Other ideas come up. Mike and Jerry's success depends upon their intimate knowledge of the films in question, since the originals have been erased. They have apparently watched these films dozens of times, and know them well enough to re-create them from memory. The concept of "favorite films" comes up again and again, the idea that a certain film can tune into a certain person's consciousness. According to Gondry, it's a pure love affair, requited and undiluted. (Anyone who sees this film will probably find a warm and fuzzy reference to one of their favorites, even if it's just a video box sitting on a shelf.)

Gondry also latches on to the idea of videotape as opposed to digital video. Videotape is a generation closer to film itself, consisting of two reels and a strip of plastic tape wound from one to the other across a "head." With videotape, you can film, pop out the tape and play it right back in a VCR, whereas digital requires one or two more steps. Gondry's filmmakers also shoot their films in sequence, without editing (they have no editing equipment), giving them an organic, spontaneous feel.

The other shoe drops when Hollywood lawyers arrive, terrified of losing a tiny fraction of their mega-profits due to "pirates" like Mike and Jerry. Sigourney Weaver -- coincidentally the co-star of Ghostbusters -- plays the lead killjoy. "It's not like we're the bad guys here," she says incredulously as a steamroller crushes all the sweded tapes while the angry fans watch.

In the third act, the neighborhood decides to make an "original" film, a biopic about Fats Waller, whom Mike believes lived in the building that now houses the video store. Even though the larger forces of commerce and progress have already won, in Gondry's world, the little guy with the creative voice can still emerge victorious. Be Kind Rewind depends on a refreshing kind of naïveté, like the hero of Ed Wood (1994), but without Tim Burton's awareness of his subject.

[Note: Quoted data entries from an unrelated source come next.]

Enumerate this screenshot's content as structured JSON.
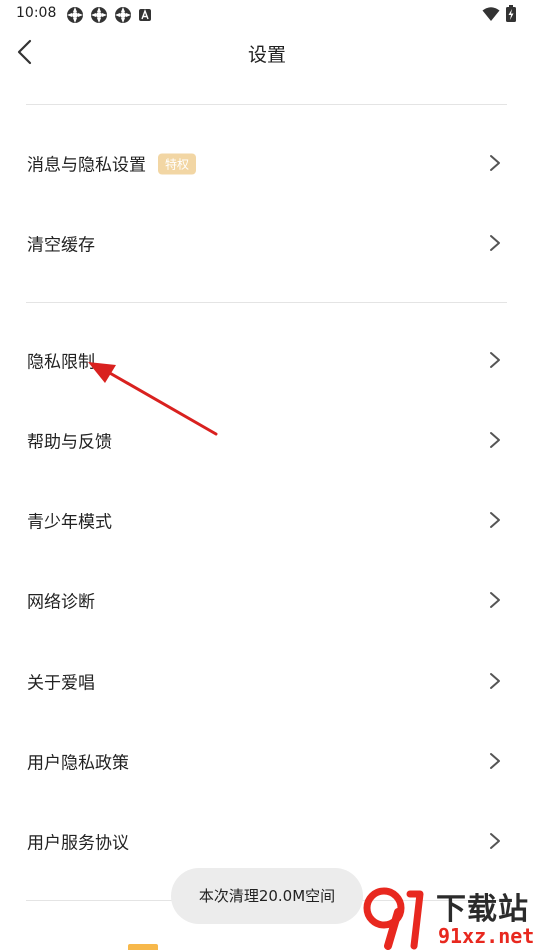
{
  "status_bar": {
    "time": "10:08",
    "notification_icons": [
      "app-notification-icon",
      "app-notification-icon",
      "app-notification-icon",
      "a-notification-icon"
    ],
    "right_icons": [
      "wifi-icon",
      "battery-charging-icon"
    ]
  },
  "header": {
    "title": "设置",
    "back_icon": "chevron-left-icon"
  },
  "settings": {
    "group1": [
      {
        "label": "消息与隐私设置",
        "badge": "特权"
      },
      {
        "label": "清空缓存"
      }
    ],
    "group2": [
      {
        "label": "隐私限制"
      },
      {
        "label": "帮助与反馈"
      },
      {
        "label": "青少年模式"
      },
      {
        "label": "网络诊断"
      },
      {
        "label": "关于爱唱"
      },
      {
        "label": "用户隐私政策"
      },
      {
        "label": "用户服务协议"
      }
    ]
  },
  "toast": {
    "text": "本次清理20.0M空间"
  },
  "watermark": {
    "text_top": "下载站",
    "text_bottom": "91xz.net"
  },
  "colors": {
    "badge_bg": "#f2d6a4",
    "annotation_arrow": "#d9211f",
    "divider": "#e4e4e4",
    "chevron": "#555555"
  }
}
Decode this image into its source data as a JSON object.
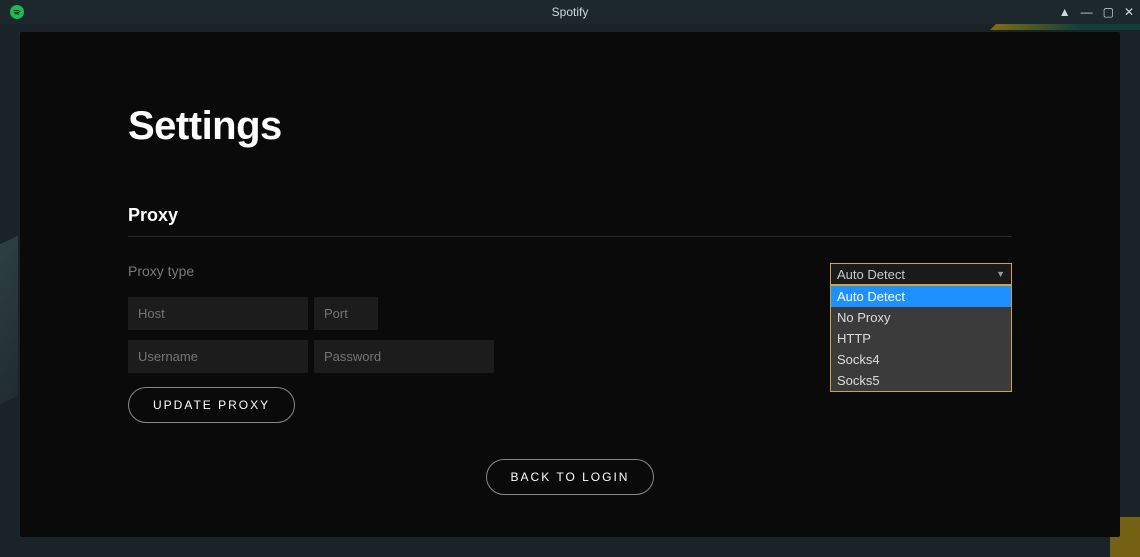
{
  "window": {
    "title": "Spotify"
  },
  "page": {
    "title": "Settings"
  },
  "section": {
    "title": "Proxy"
  },
  "proxy": {
    "type_label": "Proxy type",
    "select": {
      "value": "Auto Detect",
      "options": [
        "Auto Detect",
        "No Proxy",
        "HTTP",
        "Socks4",
        "Socks5"
      ]
    },
    "host_placeholder": "Host",
    "port_placeholder": "Port",
    "username_placeholder": "Username",
    "password_placeholder": "Password",
    "update_label": "UPDATE PROXY"
  },
  "footer": {
    "back_label": "BACK TO LOGIN"
  }
}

This childlike wonder is both a gift and a hindrance. It prevents Gondry from fully exploring Alma's character, for example. Diaz plays her as fiery and independent, which helps, but she's still just "the girl." The film relies too often on montage, as creative and joyous as they are, and too much on a kind of simpleminded faith, when the movie is clearly so savvy about other aspects. But while these things bothered me during the film, my memory of it has grown more and more fond. It's one of those rare experiences that remind us not exactly why we love movies, but how we love them.

(Note: The big rival, neighborhood video store that rents DVDs is called "West Coast Video," which, ironically, is the name of the video store I worked for as a teenager.)